[PROBLEM DETAILS]
Sift through the material below and return the lines with "Pause".
::: THE RECORDS :::
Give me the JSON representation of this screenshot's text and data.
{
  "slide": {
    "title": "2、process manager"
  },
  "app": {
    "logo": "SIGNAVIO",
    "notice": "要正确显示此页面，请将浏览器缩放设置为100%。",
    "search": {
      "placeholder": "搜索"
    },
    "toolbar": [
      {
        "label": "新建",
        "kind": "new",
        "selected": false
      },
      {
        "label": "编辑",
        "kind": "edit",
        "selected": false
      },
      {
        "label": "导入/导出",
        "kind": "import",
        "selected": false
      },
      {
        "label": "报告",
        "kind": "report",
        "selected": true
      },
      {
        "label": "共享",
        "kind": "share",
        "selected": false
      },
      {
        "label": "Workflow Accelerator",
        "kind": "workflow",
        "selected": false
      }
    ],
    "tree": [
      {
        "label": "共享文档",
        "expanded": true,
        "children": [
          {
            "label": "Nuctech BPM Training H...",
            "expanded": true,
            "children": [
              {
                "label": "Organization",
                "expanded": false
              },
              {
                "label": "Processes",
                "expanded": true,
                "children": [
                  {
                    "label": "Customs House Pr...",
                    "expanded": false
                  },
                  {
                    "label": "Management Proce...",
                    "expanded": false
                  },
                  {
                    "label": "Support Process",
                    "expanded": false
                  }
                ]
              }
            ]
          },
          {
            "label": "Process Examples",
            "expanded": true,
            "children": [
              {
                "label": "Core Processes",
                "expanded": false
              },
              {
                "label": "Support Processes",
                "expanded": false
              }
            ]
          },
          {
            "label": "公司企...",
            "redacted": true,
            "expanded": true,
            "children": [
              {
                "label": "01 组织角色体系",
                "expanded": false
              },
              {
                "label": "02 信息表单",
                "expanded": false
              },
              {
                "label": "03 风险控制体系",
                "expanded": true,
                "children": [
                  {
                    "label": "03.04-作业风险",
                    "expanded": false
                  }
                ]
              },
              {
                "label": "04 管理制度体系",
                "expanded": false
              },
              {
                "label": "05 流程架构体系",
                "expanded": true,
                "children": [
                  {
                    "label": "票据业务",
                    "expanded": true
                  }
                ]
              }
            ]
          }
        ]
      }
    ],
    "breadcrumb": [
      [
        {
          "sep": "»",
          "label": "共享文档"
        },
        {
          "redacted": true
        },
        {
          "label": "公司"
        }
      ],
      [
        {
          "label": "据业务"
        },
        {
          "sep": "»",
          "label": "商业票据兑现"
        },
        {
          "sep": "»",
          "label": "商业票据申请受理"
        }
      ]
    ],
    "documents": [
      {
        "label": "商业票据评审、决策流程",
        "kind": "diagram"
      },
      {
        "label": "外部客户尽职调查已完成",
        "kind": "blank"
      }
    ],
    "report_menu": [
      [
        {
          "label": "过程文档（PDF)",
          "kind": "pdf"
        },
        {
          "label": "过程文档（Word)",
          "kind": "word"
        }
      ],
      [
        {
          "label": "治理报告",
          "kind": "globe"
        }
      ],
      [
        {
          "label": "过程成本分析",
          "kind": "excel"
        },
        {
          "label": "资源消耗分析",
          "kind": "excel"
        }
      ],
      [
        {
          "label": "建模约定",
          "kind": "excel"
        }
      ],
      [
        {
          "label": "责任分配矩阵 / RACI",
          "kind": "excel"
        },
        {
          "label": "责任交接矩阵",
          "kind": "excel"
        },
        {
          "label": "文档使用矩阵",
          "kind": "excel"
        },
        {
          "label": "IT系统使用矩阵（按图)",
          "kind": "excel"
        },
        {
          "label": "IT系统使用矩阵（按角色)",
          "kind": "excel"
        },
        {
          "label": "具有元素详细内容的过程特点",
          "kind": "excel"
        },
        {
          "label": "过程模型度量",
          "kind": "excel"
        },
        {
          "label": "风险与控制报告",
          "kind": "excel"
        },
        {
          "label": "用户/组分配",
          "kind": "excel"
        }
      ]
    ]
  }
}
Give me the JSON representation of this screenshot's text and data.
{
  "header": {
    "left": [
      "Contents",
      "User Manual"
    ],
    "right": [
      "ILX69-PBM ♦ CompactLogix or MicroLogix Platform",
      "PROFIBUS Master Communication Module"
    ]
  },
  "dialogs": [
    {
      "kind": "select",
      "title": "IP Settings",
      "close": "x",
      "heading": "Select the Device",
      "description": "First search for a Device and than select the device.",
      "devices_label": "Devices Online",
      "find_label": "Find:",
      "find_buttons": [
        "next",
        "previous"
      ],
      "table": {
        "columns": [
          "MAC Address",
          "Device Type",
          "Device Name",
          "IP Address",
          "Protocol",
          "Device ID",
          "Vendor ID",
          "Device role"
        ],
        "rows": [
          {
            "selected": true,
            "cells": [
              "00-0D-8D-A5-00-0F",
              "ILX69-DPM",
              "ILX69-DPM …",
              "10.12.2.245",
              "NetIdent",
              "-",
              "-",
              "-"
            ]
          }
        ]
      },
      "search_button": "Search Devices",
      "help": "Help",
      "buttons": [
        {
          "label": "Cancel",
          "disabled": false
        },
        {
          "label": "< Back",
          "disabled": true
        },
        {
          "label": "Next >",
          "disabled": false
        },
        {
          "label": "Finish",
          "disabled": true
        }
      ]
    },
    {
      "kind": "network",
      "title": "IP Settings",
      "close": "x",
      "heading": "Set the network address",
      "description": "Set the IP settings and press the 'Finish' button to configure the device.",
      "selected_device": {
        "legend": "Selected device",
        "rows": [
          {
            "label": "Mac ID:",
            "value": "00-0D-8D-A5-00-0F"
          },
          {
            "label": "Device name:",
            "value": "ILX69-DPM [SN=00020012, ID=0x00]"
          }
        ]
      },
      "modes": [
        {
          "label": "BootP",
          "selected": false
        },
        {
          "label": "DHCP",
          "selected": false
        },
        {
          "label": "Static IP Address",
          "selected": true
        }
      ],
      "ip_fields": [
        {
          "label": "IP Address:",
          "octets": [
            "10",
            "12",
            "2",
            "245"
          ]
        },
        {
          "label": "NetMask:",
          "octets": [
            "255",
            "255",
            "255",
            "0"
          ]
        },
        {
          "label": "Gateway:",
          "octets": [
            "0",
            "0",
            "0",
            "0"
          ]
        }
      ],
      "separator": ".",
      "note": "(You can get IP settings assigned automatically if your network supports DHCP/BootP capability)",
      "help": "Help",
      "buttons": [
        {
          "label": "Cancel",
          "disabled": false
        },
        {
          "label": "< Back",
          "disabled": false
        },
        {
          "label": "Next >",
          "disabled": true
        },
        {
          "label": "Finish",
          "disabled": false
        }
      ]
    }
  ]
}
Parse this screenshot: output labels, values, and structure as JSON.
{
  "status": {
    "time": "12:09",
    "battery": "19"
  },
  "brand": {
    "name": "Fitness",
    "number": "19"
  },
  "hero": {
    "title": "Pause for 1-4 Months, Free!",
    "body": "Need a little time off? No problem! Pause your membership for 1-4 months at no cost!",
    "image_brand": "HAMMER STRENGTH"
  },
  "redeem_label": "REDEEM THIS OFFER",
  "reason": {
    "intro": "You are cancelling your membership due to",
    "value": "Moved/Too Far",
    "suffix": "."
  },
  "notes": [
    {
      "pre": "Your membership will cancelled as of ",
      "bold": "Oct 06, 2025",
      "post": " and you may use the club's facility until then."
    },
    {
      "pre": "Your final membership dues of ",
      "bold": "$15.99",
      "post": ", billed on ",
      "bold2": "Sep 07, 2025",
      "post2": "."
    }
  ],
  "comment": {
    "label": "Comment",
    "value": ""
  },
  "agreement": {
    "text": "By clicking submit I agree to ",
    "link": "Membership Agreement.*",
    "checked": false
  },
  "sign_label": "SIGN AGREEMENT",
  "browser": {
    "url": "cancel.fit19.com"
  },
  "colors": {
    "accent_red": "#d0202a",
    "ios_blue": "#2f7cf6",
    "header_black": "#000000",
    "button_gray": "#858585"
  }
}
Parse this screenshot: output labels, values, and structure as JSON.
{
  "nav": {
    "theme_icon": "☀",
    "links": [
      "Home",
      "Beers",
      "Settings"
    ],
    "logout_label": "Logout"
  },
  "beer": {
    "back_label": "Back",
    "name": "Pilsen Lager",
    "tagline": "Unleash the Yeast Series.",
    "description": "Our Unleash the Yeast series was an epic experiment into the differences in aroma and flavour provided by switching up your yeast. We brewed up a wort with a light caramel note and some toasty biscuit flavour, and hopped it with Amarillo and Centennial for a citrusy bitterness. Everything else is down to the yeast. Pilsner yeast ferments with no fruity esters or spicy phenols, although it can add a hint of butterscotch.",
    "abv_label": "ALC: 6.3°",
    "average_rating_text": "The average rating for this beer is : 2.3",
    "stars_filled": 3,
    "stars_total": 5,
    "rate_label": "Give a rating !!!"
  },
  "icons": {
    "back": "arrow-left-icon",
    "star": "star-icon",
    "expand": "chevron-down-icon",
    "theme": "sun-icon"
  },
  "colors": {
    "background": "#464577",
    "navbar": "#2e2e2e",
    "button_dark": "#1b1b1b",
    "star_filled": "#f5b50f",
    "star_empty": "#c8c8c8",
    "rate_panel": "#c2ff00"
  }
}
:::
[SOLUTION FOR THIS EXERCISE]
    "title": "Pause for 1-4 Months, Free!",
    "body": "Need a little time off? No problem! Pause your membership for 1-4 months at no cost!",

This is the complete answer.